The future of unemployment sounds like a grand concept, but is one we need to imagine. And if we are to discuss the future of unemployment we need to start by understanding a society based on employment.

Firstly, we must recognise employment is clearly a proxy for value creation, employment is largely a function of centralised economies – where value creation can be centrally planned, predicted and leveraged. In a complex, emergent and interdependent world this thesis of value creation for humans is being unwound. That which can be predicted and understood centrally can and should be automated by ever improving machine learning. We increasingly live in a future where human value creation is being radically decentralised – service & logistics jobs creation, which have been a mainstay of the economy, are at the point of being dismantled through a combination of disintermediation and automation. Robots may now be able to build cars now but how does our economy change when they can complete tasks formerly completed by trained professions. What does it do to our society when accountants, lawyers and architects can be replaced, at least in part by AI?

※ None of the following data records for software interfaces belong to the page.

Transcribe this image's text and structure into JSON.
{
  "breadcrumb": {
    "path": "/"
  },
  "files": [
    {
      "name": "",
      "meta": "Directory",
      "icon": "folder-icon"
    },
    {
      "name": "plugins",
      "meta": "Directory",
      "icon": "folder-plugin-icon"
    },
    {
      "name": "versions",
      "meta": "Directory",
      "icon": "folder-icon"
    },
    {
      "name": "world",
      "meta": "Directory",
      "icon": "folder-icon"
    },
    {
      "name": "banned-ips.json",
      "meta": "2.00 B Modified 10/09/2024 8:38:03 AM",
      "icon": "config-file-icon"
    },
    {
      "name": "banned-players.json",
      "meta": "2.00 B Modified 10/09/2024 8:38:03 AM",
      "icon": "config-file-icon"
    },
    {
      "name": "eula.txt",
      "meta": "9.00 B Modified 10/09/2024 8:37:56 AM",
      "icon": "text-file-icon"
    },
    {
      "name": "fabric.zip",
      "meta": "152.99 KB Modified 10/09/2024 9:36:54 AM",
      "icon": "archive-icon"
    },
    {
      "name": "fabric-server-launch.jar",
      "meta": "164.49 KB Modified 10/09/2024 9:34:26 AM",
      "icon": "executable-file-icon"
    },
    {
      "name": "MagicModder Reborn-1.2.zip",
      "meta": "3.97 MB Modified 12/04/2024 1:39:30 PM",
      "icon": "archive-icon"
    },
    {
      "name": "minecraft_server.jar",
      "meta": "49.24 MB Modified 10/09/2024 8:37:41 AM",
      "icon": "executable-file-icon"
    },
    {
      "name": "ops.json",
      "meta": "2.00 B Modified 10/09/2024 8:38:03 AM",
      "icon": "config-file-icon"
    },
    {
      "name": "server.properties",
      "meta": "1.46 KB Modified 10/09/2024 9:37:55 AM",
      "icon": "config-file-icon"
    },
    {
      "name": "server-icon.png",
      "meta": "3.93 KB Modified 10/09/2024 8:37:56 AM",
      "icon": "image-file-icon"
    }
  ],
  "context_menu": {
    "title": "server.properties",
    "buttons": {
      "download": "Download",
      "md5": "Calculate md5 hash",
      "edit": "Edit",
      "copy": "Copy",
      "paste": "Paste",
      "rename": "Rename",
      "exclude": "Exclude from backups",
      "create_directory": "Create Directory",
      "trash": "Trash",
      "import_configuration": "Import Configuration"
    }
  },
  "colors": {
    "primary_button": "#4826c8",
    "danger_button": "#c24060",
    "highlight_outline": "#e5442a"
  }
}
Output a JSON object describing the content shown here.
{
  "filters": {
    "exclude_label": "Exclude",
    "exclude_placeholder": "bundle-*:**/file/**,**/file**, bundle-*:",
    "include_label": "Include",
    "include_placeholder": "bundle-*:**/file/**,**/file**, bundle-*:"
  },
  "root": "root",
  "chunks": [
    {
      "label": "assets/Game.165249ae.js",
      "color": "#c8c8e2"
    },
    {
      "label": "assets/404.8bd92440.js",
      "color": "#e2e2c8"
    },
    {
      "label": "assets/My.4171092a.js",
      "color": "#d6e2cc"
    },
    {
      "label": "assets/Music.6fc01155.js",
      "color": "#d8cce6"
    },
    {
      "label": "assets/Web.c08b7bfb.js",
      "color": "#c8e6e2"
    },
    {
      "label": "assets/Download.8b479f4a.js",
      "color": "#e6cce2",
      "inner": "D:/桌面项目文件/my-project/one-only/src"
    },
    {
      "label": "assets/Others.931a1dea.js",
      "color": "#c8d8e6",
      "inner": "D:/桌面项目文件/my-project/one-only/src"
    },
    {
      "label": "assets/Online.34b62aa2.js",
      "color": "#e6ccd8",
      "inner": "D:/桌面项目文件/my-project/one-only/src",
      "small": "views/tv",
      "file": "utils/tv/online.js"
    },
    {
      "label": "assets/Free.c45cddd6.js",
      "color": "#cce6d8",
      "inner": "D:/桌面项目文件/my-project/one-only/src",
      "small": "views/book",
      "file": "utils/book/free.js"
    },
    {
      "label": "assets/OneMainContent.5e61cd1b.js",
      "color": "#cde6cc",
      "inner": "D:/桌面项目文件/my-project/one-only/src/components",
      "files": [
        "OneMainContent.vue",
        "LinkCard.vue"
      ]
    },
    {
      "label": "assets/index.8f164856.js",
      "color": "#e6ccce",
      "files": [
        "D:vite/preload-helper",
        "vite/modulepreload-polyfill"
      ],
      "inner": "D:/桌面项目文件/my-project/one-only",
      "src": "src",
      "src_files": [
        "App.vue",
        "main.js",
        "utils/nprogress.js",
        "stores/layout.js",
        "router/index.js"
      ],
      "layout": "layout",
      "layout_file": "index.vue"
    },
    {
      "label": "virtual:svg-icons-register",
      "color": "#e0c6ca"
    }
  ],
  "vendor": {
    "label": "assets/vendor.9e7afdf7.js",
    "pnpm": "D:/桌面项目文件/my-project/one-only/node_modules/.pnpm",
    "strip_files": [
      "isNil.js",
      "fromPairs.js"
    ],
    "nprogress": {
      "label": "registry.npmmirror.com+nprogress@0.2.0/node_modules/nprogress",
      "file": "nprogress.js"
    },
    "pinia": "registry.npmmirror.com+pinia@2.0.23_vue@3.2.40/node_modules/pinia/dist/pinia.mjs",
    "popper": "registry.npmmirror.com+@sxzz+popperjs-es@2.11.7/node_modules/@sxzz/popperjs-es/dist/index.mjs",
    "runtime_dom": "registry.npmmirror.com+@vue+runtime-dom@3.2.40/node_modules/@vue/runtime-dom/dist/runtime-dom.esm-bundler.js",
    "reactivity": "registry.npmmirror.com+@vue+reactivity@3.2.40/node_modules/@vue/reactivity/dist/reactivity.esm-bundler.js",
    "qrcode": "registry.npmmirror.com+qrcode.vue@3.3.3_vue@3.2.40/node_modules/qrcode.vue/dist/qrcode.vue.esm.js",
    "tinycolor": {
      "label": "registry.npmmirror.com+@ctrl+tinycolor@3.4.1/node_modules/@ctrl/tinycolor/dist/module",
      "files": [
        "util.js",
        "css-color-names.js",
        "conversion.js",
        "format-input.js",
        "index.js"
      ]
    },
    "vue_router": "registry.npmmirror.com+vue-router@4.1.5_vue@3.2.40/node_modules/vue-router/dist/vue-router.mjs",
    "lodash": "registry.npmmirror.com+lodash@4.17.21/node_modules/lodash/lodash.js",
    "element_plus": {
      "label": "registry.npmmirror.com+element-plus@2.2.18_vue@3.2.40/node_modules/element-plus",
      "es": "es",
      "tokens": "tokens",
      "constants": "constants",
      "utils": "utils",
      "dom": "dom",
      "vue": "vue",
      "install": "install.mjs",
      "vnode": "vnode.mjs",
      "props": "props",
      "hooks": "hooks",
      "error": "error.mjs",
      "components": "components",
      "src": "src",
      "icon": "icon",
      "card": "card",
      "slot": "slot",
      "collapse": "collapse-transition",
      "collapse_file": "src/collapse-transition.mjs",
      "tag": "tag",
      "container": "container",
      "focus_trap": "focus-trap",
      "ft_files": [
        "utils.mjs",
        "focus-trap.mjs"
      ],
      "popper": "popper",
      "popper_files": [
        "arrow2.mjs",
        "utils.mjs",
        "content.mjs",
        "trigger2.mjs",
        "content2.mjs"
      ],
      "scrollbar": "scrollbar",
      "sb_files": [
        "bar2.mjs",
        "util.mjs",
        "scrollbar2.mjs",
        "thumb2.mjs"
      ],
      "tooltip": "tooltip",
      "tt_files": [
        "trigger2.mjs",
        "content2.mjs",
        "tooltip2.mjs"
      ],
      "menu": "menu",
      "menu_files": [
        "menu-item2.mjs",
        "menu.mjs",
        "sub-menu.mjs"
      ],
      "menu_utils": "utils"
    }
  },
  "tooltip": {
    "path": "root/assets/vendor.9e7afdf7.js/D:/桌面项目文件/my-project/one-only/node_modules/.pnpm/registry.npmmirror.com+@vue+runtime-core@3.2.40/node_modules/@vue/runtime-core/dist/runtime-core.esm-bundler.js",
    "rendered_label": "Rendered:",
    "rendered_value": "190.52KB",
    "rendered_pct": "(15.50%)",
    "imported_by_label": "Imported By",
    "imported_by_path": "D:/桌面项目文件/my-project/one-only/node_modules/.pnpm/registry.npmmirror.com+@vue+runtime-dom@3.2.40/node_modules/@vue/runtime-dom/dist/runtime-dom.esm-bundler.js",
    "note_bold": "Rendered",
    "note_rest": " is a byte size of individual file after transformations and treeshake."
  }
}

This society, our society, is one in which currently, value creation and it’s design and development are centralised, regardless of whether your political view favours capital or government being this central forces. The reasons for this are too numerous to discuss here – be it the capital efficiencies of economies or the historic efficiency of centralised bureaucracy. In this society the concentration of capital, resources and network access places a responsibility on the 1% for creation of employment opportunities. In turn it creates an obligation on the rest of the population and state to meet these job opportunities with skills, capabilities and welfare. The role of government falls in maintaining an overarching responsibility for supply and demand management of labour to meet the demands of the economy this society shapes.

This model has created a population dependent on the labour economy with low levels of personal savings, or independent access to essential resources (food, land, water etc) all in the name of driving consumer demand (and thereby more employment).

Now we have to imagine a new force arriving into this mix, a combination of automation, zero overhead technology (e.g platform orgs), and the democratisation of network power which together are starting to fundamentally disrupt our 100 year post agricultural pact in developed economies. Challenging a model based primarily on the centralised capacity of value creation and provision of employment.

In this future the centralised 19th century state is struggling to predict trends and prepare citizens for a new decentralised, distributed and democratised model of value creation.

We see a deluge of future skills research papers being released. Each one creates a new version of the state in panic mode trying to pick skills and jobs winners of the future whilst attempt to re-gear it’s institutional stack to accommodate this future. Trying to desperately preserve its symbiotic monopoly of centralisation – centralised state and centralised corporations. We see state desperately grow massively public debt in the name of infrastructure investment and business catalyst programmes. Preserving this old social compact in the hope the past will some how make a roaring return, 10 years on and we are still waiting for this return – wages falling – productivity growing – the social fabric untangling at the seams.

Surely this one last single statement – clearly states the problem – we are massively locked into fundamentally mis deploying the human capital of citizens – into a declining value creation cycle. We need a new value creation stack – which fundamentally reimagines humans as the centre of value creation and this needs to be all humans.

The role of the state should not be to provide fodder for the centralised corporate engine, but to massively unlock value creation by all humans. This requires a fundamentally new institutional stack that looks at how we account for public spending, moving beyond welfare as cost or welfare as investment. We must reimagine higher education as a lifelong guild, and understand that universal basic income is about the redistribution of welfare to an investment in the democratisation of innovation and contribution. We need to move from schools being de facto skills distribution machines to human development gardens, which sees saving and local resilience not as untapped consumption, but the foundations for independent innovation.

This a future which sees growth and value creation to be fundamentally democratic, distributed and and decentralised.

This is a future which needs a new model of state and a new shared language for all to create and prosper in this future.

To explore this topic further, join us on Thursday 30th March to learn more about the Beyond (un)employment programme and how you can be part of it. Join in by signing up for free via eventbrite here.

Indy Johar

Indy Johar